Humans and tool use are intrinsic. There's no way we can imagine life as a human or human ancestor, be it today in our technologically-enabled society or millions of years ago in the wilderness, without tools. Humans aren't the only tool users in the animal kingdom, however. Ravens, chimps, and monkeys use tools too, scientists will tell you. But while these may seem impressive, hominid tool prowess is unrivaled. Or so we like to think -- could we be giving ourselves too much credit?
In the Brazilian forest, a startling find made big waves among anthropologists after a team witnessed with their own eyes how a capuchin monkey turned a plain old stone into a flake -- the most basic cutting tool, but one of vital importance. Some of the earliest flakes we've found are 3.3 million years old and, naturally, scientists attributed them to human ancestors who lived in those times, like Australopithecus afarensis or Homo habilis. In light of this recent remarkable discovery, however, we can only beg the question: Were all of those tools made by human ancestors?

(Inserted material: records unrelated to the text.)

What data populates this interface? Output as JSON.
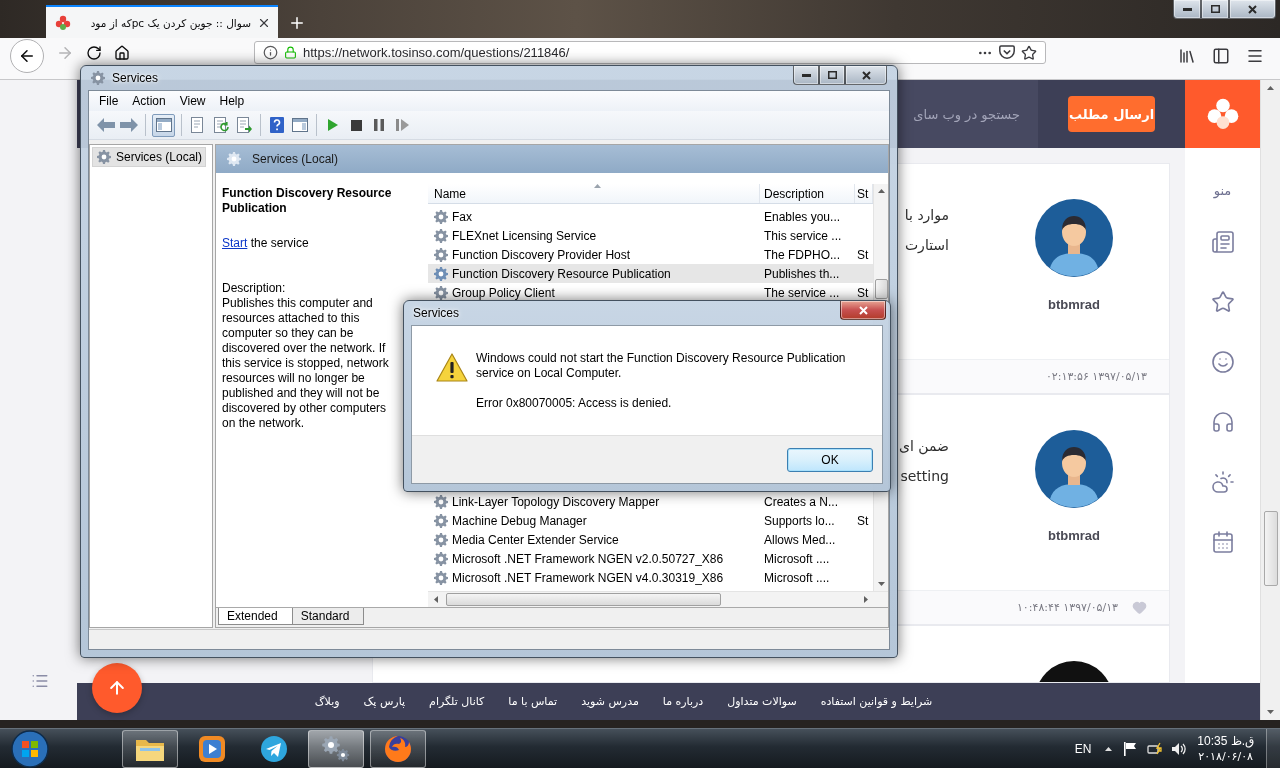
{
  "browser": {
    "tab": {
      "title": "سوال :: جوین کردن یک pcکه از مود",
      "selected": true
    },
    "nav": {
      "back": {
        "disabled": false
      },
      "forward": {
        "disabled": true
      }
    },
    "url": "https://network.tosinso.com/questions/211846/"
  },
  "site": {
    "search": {
      "placeholder": "جستجو در وب سای"
    },
    "submit_button": "ارسال مطلب",
    "menu_label": "منو",
    "posts": [
      {
        "kind": "illustration",
        "lines": [
          "موارد با",
          "استارت"
        ],
        "author": "btbmrad",
        "date": "۰۲:۱۳:۵۶ ۱۳۹۷/۰۵/۱۳",
        "like_icon": false
      },
      {
        "kind": "illustration",
        "lines": [
          "ضمن ای",
          "setting"
        ],
        "author": "btbmrad",
        "date": "۱۰:۴۸:۴۴ ۱۳۹۷/۰۵/۱۳",
        "like_icon": true
      },
      {
        "kind": "photo"
      }
    ],
    "footer_links": [
      "شرایط و قوانین استفاده",
      "سوالات متداول",
      "درباره ما",
      "مدرس شوید",
      "تماس با ما",
      "کانال تلگرام",
      "پارس پک",
      "وبلاگ"
    ]
  },
  "services_window": {
    "title": "Services",
    "menu": [
      "File",
      "Action",
      "View",
      "Help"
    ],
    "toolbar": {
      "console_tree_toggle": {
        "pressed": true
      }
    },
    "tree": [
      {
        "label": "Services (Local)",
        "selected": true
      }
    ],
    "header": "Services (Local)",
    "details": {
      "title": "Function Discovery Resource Publication",
      "start_link": "Start",
      "start_rest": "the service",
      "description_label": "Description:",
      "description": "Publishes this computer and resources attached to this computer so they can be discovered over the network. If this service is stopped, network resources will no longer be published and they will not be discovered by other computers on the network."
    },
    "table": {
      "columns": [
        "Name",
        "Description",
        "St"
      ],
      "rows_above_dialog": [
        {
          "name": "Fax",
          "description": "Enables you...",
          "selected": false
        },
        {
          "name": "FLEXnet Licensing Service",
          "description": "This service ...",
          "selected": false
        },
        {
          "name": "Function Discovery Provider Host",
          "description": "The FDPHO...",
          "status": "St",
          "selected": false
        },
        {
          "name": "Function Discovery Resource Publication",
          "description": "Publishes th...",
          "selected": true
        },
        {
          "name": "Group Policy Client",
          "description": "The service ...",
          "status": "St",
          "selected": false
        }
      ],
      "rows_below_dialog": [
        {
          "name": "Link-Layer Topology Discovery Mapper",
          "description": "Creates a N...",
          "selected": false
        },
        {
          "name": "Machine Debug Manager",
          "description": "Supports lo...",
          "status": "St",
          "selected": false
        },
        {
          "name": "Media Center Extender Service",
          "description": "Allows Med...",
          "selected": false
        },
        {
          "name": "Microsoft .NET Framework NGEN v2.0.50727_X86",
          "description": "Microsoft ....",
          "selected": false
        },
        {
          "name": "Microsoft .NET Framework NGEN v4.0.30319_X86",
          "description": "Microsoft ....",
          "selected": false
        }
      ]
    },
    "tabs": [
      {
        "label": "Extended",
        "selected": true
      },
      {
        "label": "Standard",
        "selected": false
      }
    ]
  },
  "dialog": {
    "title": "Services",
    "message": "Windows could not start the Function Discovery Resource Publication service on Local Computer.",
    "error": "Error 0x80070005: Access is denied.",
    "ok_button": {
      "label": "OK",
      "focused": true
    }
  },
  "taskbar": {
    "apps": [
      {
        "running": true,
        "active": false
      },
      {
        "running": false,
        "active": false
      },
      {
        "running": false,
        "active": false
      },
      {
        "running": true,
        "active": true
      },
      {
        "running": true,
        "active": false
      }
    ],
    "language": "EN",
    "time": "ق.ظ 10:35",
    "date": "۲۰۱۸/۰۶/۰۸"
  }
}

Tomos Proffitt, a paleoanthropologist at Oxford University, was there when a capuchin monkey took a rock and bashed it against others. Luckily, Proffitt and colleagues caught it all on tape for the rest of us to see. When they finally descended to the site, they found 111 fragmented stones which the capuchins had dropped. Half of these fractured flakes exhibited conchoidal fracture, a feature commonly associated with hominid flake production.

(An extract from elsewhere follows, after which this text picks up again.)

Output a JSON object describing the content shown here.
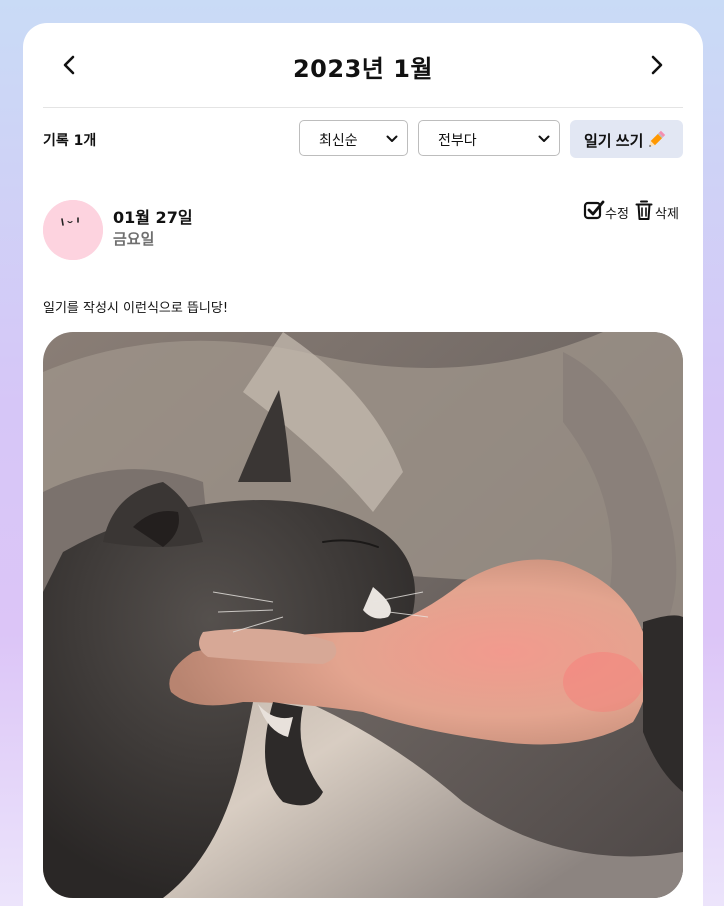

Capuchin monkeys are pretty clever and you can often see them bash rocks against nuts to crack them open and enjoy their sweet kernel. But this time, the monkeys weren't cracking nuts -- they were cracking stones and in the process produced flakes that, in some respects, rival those found in Africa millions of years ago.
There's a catch, though. The monkeys didn't seem to have any idea what to do with the flakes once they made them. The fact that the bashed rocks ended up looking like tools seems to be coincidental. Instead, what the capuchin was after were the minerals from the quartz. These are licked and ingested, the flakes once sucked dry thrown away -- or so it seems, anyway.
"While humans are not unique in making this technology, the manner in which they used them is still very different to what the monkeys seem capable of," said co-author and leader of the Primate Archaeology (Primarch) project Michael Haslam, from the University of Oxford.
Moreover, the ancient tool flakes bear evidence of more intent than what Proffitt and colleagues found in Brazil. Ancient bones which are etched with hundreds of cut marks found in sites alongside flakes also add weight to the idea that, indeed, human ancestors were using such tools with intent millions of years ago. Proffitt, however, cautions that not all of these thousands of flakes collected so far may be made by humans.
"This does not mean that the earliest archaeological material in East Africa was not made by hominins. It does, however, raise interesting questions about the possible ways this stone tool technology developed before the earliest examples in the archaeological record appeared. It also tells us what this stone tool technology might look like. There are important questions too about the uniqueness of early hominin behaviour. These findings challenge previous ideas about the minimum level of cognitive and morphological complexity required to produce numerous conchoidal flakes," Proffitt said.
It's not entirely clear why the capuchins do this, though. More investigations might shed some light on this question.
The findings appeared in the journal Nature.